Estate Planning & Probate Specialists

Estate Planning & Probate Specialists

  1. Home
  2.  → 
  3. Blog
  4.  → Lessons learned from Aretha Franklin’s estate nightmare

Lessons learned from Aretha Franklin’s estate nightmare

Aretha Franklin was a female vocalist known as the Queen of Soul. With fans around Texas, the nation and worldwide, many mourned when this legendary singer passed away in 2018. From a career that spanned decades, Franklin’s estate had an estimated net worth of $80 million after her death. By avoiding a few mistakes, your loved ones won’t deal with the estate planning perils Aretha Franklin’s beneficiaries endured for years.

Avoid creating multiple wills

Creating a will gives you control over who receives your assets after you pass away. Having one clear will is incredibly helpful. Aretha Franklin had multiple wills, including a handwritten one found between her couch cushions and a professionally drafted will safely locked away. In Texas, handwritten wills are as valid as ones expertly drafted by a professional.

Make your will’s terms crystal clear

Another problem with Aretha Franklin’s estate was that her multiple wills had varying terms. One of her wills required a beneficiary complete business courses to receive anything from her estate. That requirement was not in her other will. When multiple wills don’t include the same terms, it creates more work and confusion for your beneficiaries.

Don’t forget about tax debts

$80 million is an impressive amount of money to almost anybody. When legal teams eventually settled Franklin’s estate in 2022, nearly $8 million went to the IRS. After someone passes away, no matter the worth of their estate, they must pay IRS-related tax debts first.

Have an expert help with will creation

Unless you’re an expert at estate planning, it’s not advisable to write your own will. The confusion created by Aretha Franklin’s estate caused her beneficiaries to spend years of waiting wrapped up in a legal nightmare. With unclear will terms and more than one will, Aretha Franklin’s estate took four years to settle.

You don’t need to be worth anywhere near $80 million to benefit from having an estate plan.
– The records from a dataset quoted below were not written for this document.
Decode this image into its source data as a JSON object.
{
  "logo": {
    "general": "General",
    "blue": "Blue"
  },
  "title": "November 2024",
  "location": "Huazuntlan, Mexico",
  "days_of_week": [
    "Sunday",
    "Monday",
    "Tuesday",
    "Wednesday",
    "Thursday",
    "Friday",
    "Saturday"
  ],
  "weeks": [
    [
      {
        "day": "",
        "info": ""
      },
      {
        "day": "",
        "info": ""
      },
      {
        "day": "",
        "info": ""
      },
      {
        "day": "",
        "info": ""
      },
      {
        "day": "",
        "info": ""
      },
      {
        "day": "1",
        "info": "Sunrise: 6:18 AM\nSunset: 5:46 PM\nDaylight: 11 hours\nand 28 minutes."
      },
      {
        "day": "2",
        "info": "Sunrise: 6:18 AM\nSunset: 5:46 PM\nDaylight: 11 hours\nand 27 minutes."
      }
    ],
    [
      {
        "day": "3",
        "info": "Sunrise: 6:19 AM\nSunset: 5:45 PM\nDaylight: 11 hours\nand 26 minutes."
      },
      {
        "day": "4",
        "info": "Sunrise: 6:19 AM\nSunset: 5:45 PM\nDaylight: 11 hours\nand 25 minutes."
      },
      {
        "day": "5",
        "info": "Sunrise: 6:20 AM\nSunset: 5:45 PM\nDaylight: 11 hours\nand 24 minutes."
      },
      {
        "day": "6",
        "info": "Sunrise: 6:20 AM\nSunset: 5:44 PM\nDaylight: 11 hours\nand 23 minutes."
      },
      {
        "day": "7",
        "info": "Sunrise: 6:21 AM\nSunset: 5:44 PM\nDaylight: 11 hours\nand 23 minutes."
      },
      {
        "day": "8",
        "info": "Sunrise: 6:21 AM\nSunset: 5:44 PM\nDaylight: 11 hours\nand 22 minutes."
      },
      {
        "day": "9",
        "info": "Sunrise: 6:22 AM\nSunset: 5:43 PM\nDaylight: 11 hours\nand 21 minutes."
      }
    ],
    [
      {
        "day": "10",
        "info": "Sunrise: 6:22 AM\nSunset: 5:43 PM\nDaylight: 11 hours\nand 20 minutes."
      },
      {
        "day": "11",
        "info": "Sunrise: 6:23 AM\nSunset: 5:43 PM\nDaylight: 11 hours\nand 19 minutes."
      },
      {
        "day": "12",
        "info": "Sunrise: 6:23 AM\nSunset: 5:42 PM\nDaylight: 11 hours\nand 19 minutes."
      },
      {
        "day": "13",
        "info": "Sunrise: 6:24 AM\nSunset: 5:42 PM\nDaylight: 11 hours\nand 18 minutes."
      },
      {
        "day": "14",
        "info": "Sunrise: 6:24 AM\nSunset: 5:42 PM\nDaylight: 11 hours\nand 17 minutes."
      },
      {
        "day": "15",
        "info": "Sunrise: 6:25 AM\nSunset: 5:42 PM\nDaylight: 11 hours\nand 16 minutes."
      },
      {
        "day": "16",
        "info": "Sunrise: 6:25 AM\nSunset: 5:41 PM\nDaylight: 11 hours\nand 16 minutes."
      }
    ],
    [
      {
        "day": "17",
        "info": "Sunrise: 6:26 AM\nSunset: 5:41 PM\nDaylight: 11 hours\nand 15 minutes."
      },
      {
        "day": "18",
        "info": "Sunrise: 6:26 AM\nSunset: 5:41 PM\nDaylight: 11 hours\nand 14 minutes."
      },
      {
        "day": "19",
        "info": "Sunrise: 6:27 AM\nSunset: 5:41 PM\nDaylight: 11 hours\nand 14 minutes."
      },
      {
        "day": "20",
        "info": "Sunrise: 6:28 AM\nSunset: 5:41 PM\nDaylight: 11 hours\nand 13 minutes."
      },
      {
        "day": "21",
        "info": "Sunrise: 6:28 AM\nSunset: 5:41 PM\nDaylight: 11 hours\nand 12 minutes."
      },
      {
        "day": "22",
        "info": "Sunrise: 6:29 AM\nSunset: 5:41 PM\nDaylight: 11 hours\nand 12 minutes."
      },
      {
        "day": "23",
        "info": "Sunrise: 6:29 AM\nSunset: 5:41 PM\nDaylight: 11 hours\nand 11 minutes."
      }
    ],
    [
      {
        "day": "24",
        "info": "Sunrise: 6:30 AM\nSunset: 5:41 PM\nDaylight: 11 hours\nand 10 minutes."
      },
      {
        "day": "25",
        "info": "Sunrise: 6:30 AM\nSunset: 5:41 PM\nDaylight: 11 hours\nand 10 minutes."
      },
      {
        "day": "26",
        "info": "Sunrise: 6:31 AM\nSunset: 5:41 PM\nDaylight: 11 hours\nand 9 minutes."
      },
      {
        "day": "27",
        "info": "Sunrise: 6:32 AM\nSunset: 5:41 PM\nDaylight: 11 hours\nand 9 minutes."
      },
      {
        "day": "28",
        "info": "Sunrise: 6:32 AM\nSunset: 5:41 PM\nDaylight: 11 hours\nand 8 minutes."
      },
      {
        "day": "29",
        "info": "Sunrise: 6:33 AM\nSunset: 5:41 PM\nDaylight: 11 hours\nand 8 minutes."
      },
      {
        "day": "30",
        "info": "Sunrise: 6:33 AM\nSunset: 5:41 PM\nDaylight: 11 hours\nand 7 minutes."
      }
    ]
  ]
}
Prepare for life’s uncertainties by getting your estate in order sooner than later.